JTF (just the facts): This is a actually broad group show, including the work of Katharina Fritsch, Robert Gober, Nan Goldin, Andreas Gursky, Martin Honert, Charles Ray, and Terry Winters, displayed across the gallery’s three Chelsea locations. While there is a single Andreas Gursky photograph (a Dortmund soccer stadium/crowd) on display in one of the 22nd Street galleries, there is a larger sample of Nan Goldin’s new work on view in the 24th Street space. There are a total of 8 Goldin photographic works, framed in black without mats, taking up half the gallery area. All of the works are cibachrome prints, made between 2006 and 2010, and printed in editions of 18. Four of the images have physical dimensions of 30×40, the others are either 30×30, 42×60, or 59×66. The two largest works are grids of images, made up of 16 and 9 individual images respectively. (Installation shots at right.)
While this is really a sprawling group show of gallery artists (most of them not photographers), I couldn’t help myself from taking a quick look at Nan Goldin’s
new work. What’s on view is a mini-sampler of ideas: still lifes
of burned Parisian taxidermy (?), larger grids of images (small ephemeral nudes and layered, multiple exposure people snapshots, displayed in a sequential manner reminiscent her famous slide shows), and a group of strong single images that seem most related to her prior work and familiar aesthetic.
Over the years, one of the things I have come to admire most in Goldin’s
work is her subtle understanding of color. While Joey as Marilyn
mines emotional territory we have seen before from Goldin
, the saturated orangey
yellow that envelops the hotel room heightens the tension of the cinematic moment. Similarly, a single tree landscape might seem thoroughly boring, but this one, taken at twilight with a flash, creates an epic purple blue sky set off by white flowers in the foreground, the evening thick and lush with melancholy color. I think Ava twirling, NYC
is perhaps the best image in this small bunch. In it, a young girl in a white dress spins in a bedroom, her dress and hair flowing out in a blurred arc of motion; deceptively simple, and yet, perfectly lovely.
While the overall body of photographic work here is a bit disconnected, if you find yourself in the neighborhood, take a moment to climb up the stairs and catch a few of the standouts.
The Nan Goldin
works in this show come in two prices: the two larger grid images at $40000 each, and the smaller images (in varying specific sizes) at $12000 each. Goldin’s
work is regularly available in the secondary markets, with dozens of images available at auction every year. Prices generally range between $2000 and $34000, with larger edition sizes (100+ in some cases) keeping prices down. Goldin

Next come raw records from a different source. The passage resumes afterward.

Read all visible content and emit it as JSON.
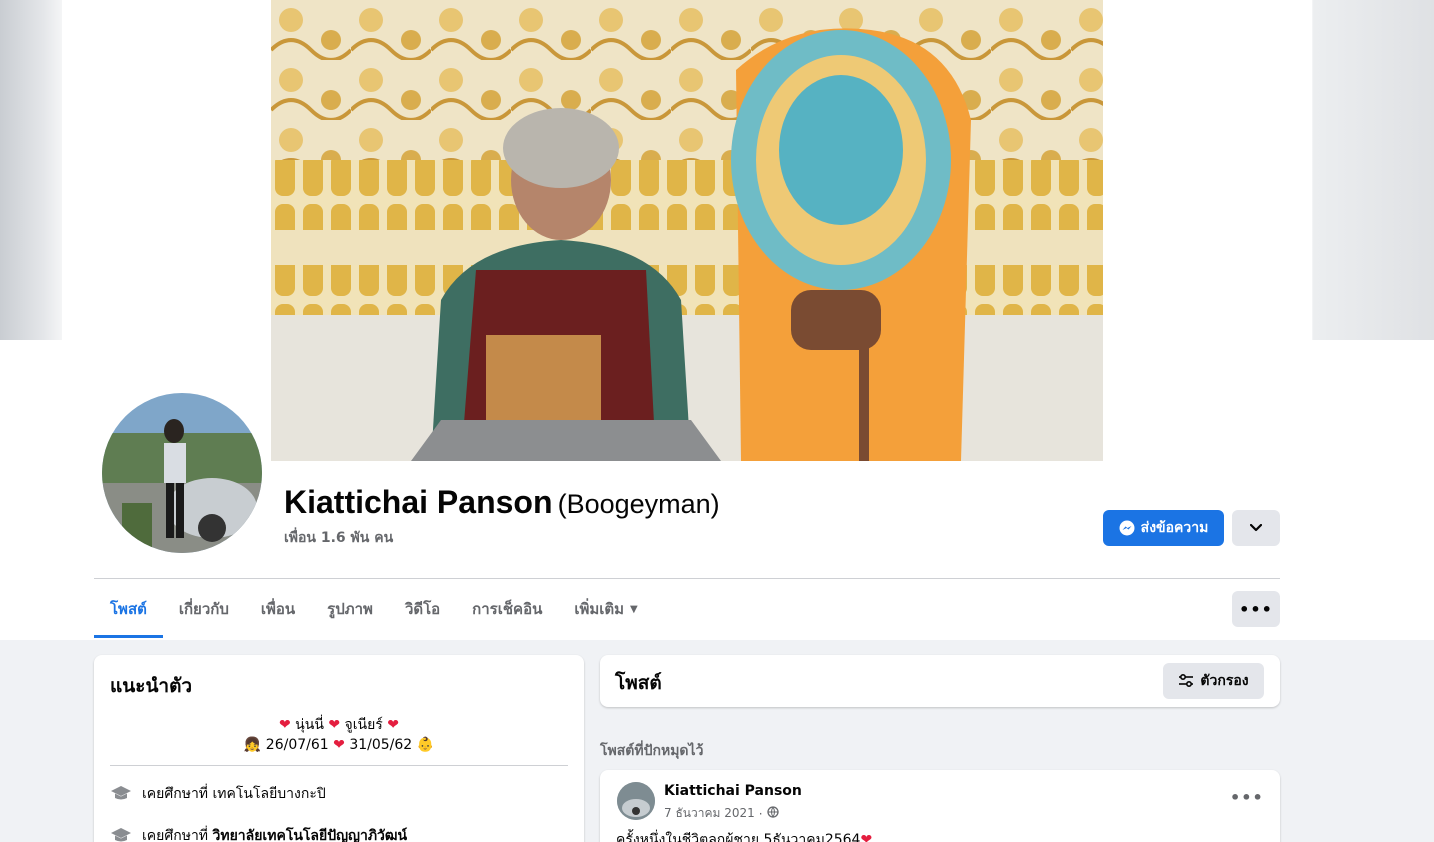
{
  "profile": {
    "name": "Kiattichai Panson",
    "alternate_name": "(Boogeyman)",
    "friends_count": "เพื่อน 1.6 พัน คน"
  },
  "actions": {
    "message_label": "ส่งข้อความ"
  },
  "tabs": [
    {
      "label": "โพสต์",
      "active": true
    },
    {
      "label": "เกี่ยวกับ"
    },
    {
      "label": "เพื่อน"
    },
    {
      "label": "รูปภาพ"
    },
    {
      "label": "วิดีโอ"
    },
    {
      "label": "การเช็คอิน"
    },
    {
      "label": "เพิ่มเติม"
    }
  ],
  "intro": {
    "title": "แนะนำตัว",
    "bio_line1": {
      "a": "นุ่นนี่",
      "b": "จูเนียร์"
    },
    "bio_line2": {
      "a": "26/07/61",
      "b": "31/05/62"
    },
    "education": [
      {
        "prefix": "เคยศึกษาที่",
        "school": "เทคโนโลยีบางกะปิ",
        "bold": false
      },
      {
        "prefix": "เคยศึกษาที่",
        "school": "วิทยาลัยเทคโนโลยีปัญญาภิวัฒน์",
        "bold": true
      }
    ]
  },
  "posts": {
    "title": "โพสต์",
    "filter_label": "ตัวกรอง",
    "pinned_label": "โพสต์ที่ปักหมุดไว้",
    "pinned_post": {
      "author": "Kiattichai Panson",
      "date": "7 ธันวาคม 2021",
      "text": "ครั้งหนึ่งในชีวิตลูกผู้ชาย 5ธันวาคม2564"
    }
  },
  "colors": {
    "accent": "#1b74e4",
    "background": "#f0f2f5",
    "heart": "#e41e3f"
  }
}
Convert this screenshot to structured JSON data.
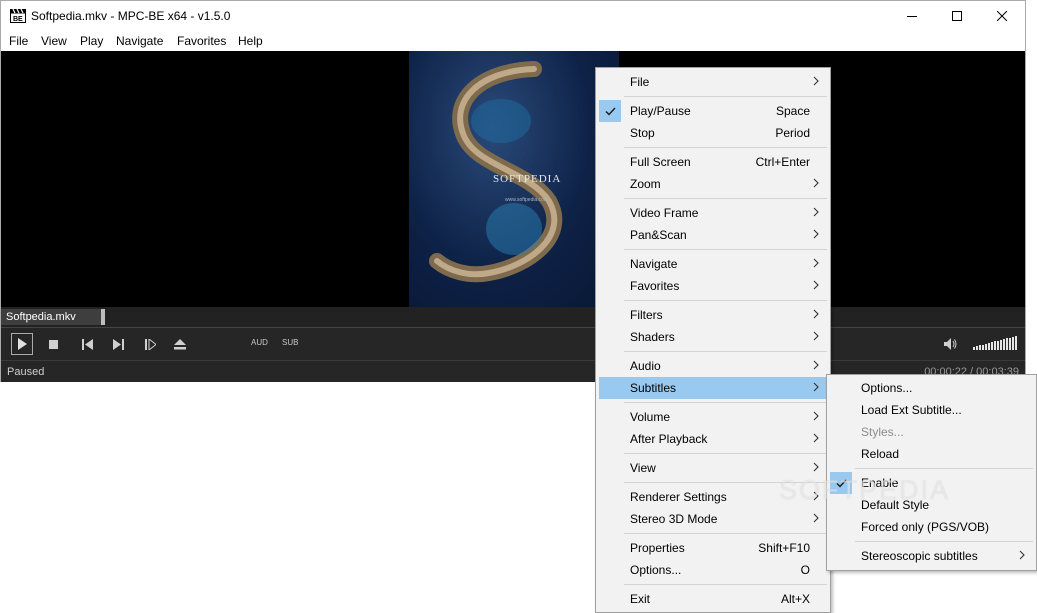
{
  "window": {
    "title": "Softpedia.mkv - MPC-BE x64 - v1.5.0",
    "menu": [
      "File",
      "View",
      "Play",
      "Navigate",
      "Favorites",
      "Help"
    ]
  },
  "video": {
    "art_text": "SOFTPEDIA",
    "art_url": "www.softpedia.com"
  },
  "player": {
    "file_label": "Softpedia.mkv",
    "aud_label": "AUD",
    "sub_label": "SUB",
    "status": "Paused",
    "time": "00:00:22 / 00:03:39",
    "volume_level": 1.0
  },
  "context_menu": {
    "items": [
      {
        "label": "File",
        "shortcut": "",
        "submenu": true,
        "checked": false
      },
      {
        "label": "Play/Pause",
        "shortcut": "Space",
        "submenu": false,
        "checked": true
      },
      {
        "label": "Stop",
        "shortcut": "Period",
        "submenu": false,
        "checked": false
      },
      {
        "label": "Full Screen",
        "shortcut": "Ctrl+Enter",
        "submenu": false,
        "checked": false
      },
      {
        "label": "Zoom",
        "shortcut": "",
        "submenu": true,
        "checked": false
      },
      {
        "label": "Video Frame",
        "shortcut": "",
        "submenu": true,
        "checked": false
      },
      {
        "label": "Pan&Scan",
        "shortcut": "",
        "submenu": true,
        "checked": false
      },
      {
        "label": "Navigate",
        "shortcut": "",
        "submenu": true,
        "checked": false
      },
      {
        "label": "Favorites",
        "shortcut": "",
        "submenu": true,
        "checked": false
      },
      {
        "label": "Filters",
        "shortcut": "",
        "submenu": true,
        "checked": false
      },
      {
        "label": "Shaders",
        "shortcut": "",
        "submenu": true,
        "checked": false
      },
      {
        "label": "Audio",
        "shortcut": "",
        "submenu": true,
        "checked": false
      },
      {
        "label": "Subtitles",
        "shortcut": "",
        "submenu": true,
        "checked": false,
        "highlighted": true
      },
      {
        "label": "Volume",
        "shortcut": "",
        "submenu": true,
        "checked": false
      },
      {
        "label": "After Playback",
        "shortcut": "",
        "submenu": true,
        "checked": false
      },
      {
        "label": "View",
        "shortcut": "",
        "submenu": true,
        "checked": false
      },
      {
        "label": "Renderer Settings",
        "shortcut": "",
        "submenu": true,
        "checked": false
      },
      {
        "label": "Stereo 3D Mode",
        "shortcut": "",
        "submenu": true,
        "checked": false
      },
      {
        "label": "Properties",
        "shortcut": "Shift+F10",
        "submenu": false,
        "checked": false
      },
      {
        "label": "Options...",
        "shortcut": "O",
        "submenu": false,
        "checked": false
      },
      {
        "label": "Exit",
        "shortcut": "Alt+X",
        "submenu": false,
        "checked": false
      }
    ]
  },
  "subtitles_menu": {
    "items": [
      {
        "label": "Options...",
        "disabled": false,
        "checked": false,
        "submenu": false
      },
      {
        "label": "Load Ext Subtitle...",
        "disabled": false,
        "checked": false,
        "submenu": false
      },
      {
        "label": "Styles...",
        "disabled": true,
        "checked": false,
        "submenu": false
      },
      {
        "label": "Reload",
        "disabled": false,
        "checked": false,
        "submenu": false
      },
      {
        "label": "Enable",
        "disabled": false,
        "checked": true,
        "submenu": false
      },
      {
        "label": "Default Style",
        "disabled": false,
        "checked": false,
        "submenu": false
      },
      {
        "label": "Forced only (PGS/VOB)",
        "disabled": false,
        "checked": false,
        "submenu": false
      },
      {
        "label": "Stereoscopic subtitles",
        "disabled": false,
        "checked": false,
        "submenu": true
      }
    ]
  },
  "watermark": "SOFTPEDIA",
  "colors": {
    "highlight": "#99c9ef",
    "menu_bg": "#f2f2f2",
    "player_bg": "#262626"
  }
}
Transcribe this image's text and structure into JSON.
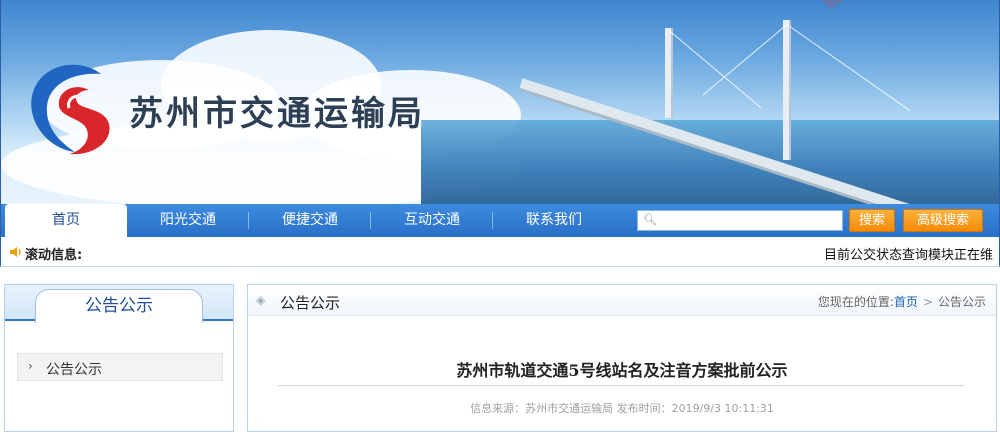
{
  "header": {
    "site_title": "苏州市交通运输局",
    "logo_icon": "suzhou-transport-logo-icon",
    "colors": {
      "nav_blue": "#2a6fc8",
      "logo_blue": "#1f65c1",
      "logo_red": "#d8262a",
      "button_orange": "#f28a0a"
    }
  },
  "nav": {
    "items": [
      {
        "label": "首页",
        "active": true
      },
      {
        "label": "阳光交通"
      },
      {
        "label": "便捷交通"
      },
      {
        "label": "互动交通"
      },
      {
        "label": "联系我们"
      }
    ],
    "search": {
      "placeholder": "",
      "value": "",
      "icon": "search-icon"
    },
    "search_label": "搜索",
    "advanced_search_label": "高级搜索"
  },
  "ticker": {
    "icon": "speaker-icon",
    "label": "滚动信息:",
    "text": "目前公交状态查询模块正在维"
  },
  "sidebar": {
    "title": "公告公示",
    "items": [
      {
        "label": "公告公示"
      }
    ]
  },
  "main": {
    "section_title": "公告公示",
    "breadcrumb": {
      "prefix": "您现在的位置:",
      "home": "首页",
      "separator": ">",
      "current": "公告公示"
    },
    "article": {
      "title": "苏州市轨道交通5号线站名及注音方案批前公示",
      "meta": "信息来源：苏州市交通运输局 发布时间：2019/9/3 10:11:31"
    }
  }
}
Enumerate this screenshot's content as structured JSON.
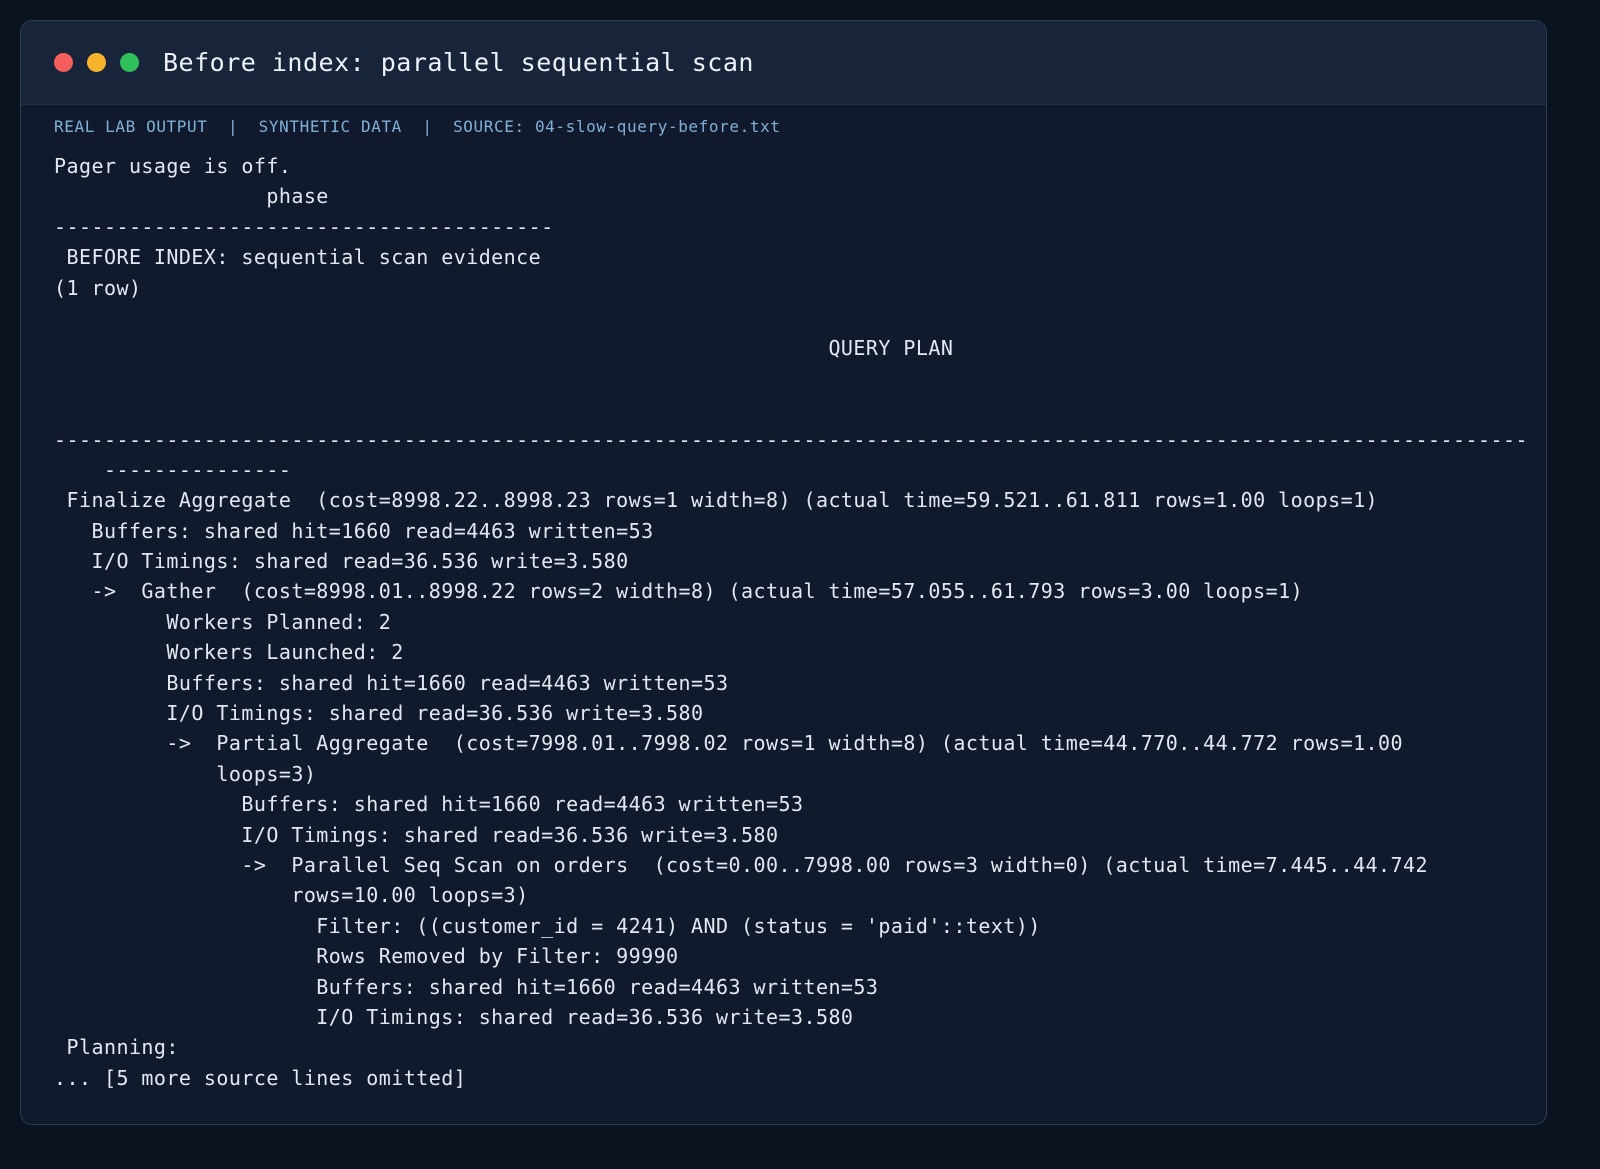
{
  "window": {
    "title": "Before index: parallel sequential scan",
    "buttons": {
      "close_color": "#f25f5c",
      "minimize_color": "#f7b32b",
      "maximize_color": "#2fbf5b"
    }
  },
  "meta": {
    "text": "REAL LAB OUTPUT  |  SYNTHETIC DATA  |  SOURCE: 04-slow-query-before.txt"
  },
  "output": {
    "lines": [
      "Pager usage is off.",
      "                 phase",
      "----------------------------------------",
      " BEFORE INDEX: sequential scan evidence",
      "(1 row)",
      "",
      "                                                              QUERY PLAN",
      "",
      "",
      "----------------------------------------------------------------------------------------------------------------------",
      "    ---------------",
      " Finalize Aggregate  (cost=8998.22..8998.23 rows=1 width=8) (actual time=59.521..61.811 rows=1.00 loops=1)",
      "   Buffers: shared hit=1660 read=4463 written=53",
      "   I/O Timings: shared read=36.536 write=3.580",
      "   ->  Gather  (cost=8998.01..8998.22 rows=2 width=8) (actual time=57.055..61.793 rows=3.00 loops=1)",
      "         Workers Planned: 2",
      "         Workers Launched: 2",
      "         Buffers: shared hit=1660 read=4463 written=53",
      "         I/O Timings: shared read=36.536 write=3.580",
      "         ->  Partial Aggregate  (cost=7998.01..7998.02 rows=1 width=8) (actual time=44.770..44.772 rows=1.00",
      "             loops=3)",
      "               Buffers: shared hit=1660 read=4463 written=53",
      "               I/O Timings: shared read=36.536 write=3.580",
      "               ->  Parallel Seq Scan on orders  (cost=0.00..7998.00 rows=3 width=0) (actual time=7.445..44.742",
      "                   rows=10.00 loops=3)",
      "                     Filter: ((customer_id = 4241) AND (status = 'paid'::text))",
      "                     Rows Removed by Filter: 99990",
      "                     Buffers: shared hit=1660 read=4463 written=53",
      "                     I/O Timings: shared read=36.536 write=3.580",
      " Planning:",
      "... [5 more source lines omitted]"
    ]
  }
}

is also represented by Yvon Lambert in Paris (here
* (one star) GOOD (rating system described here
- Features: artnet (here), Frieze (here)
- Interview: Foto Tapeta (here)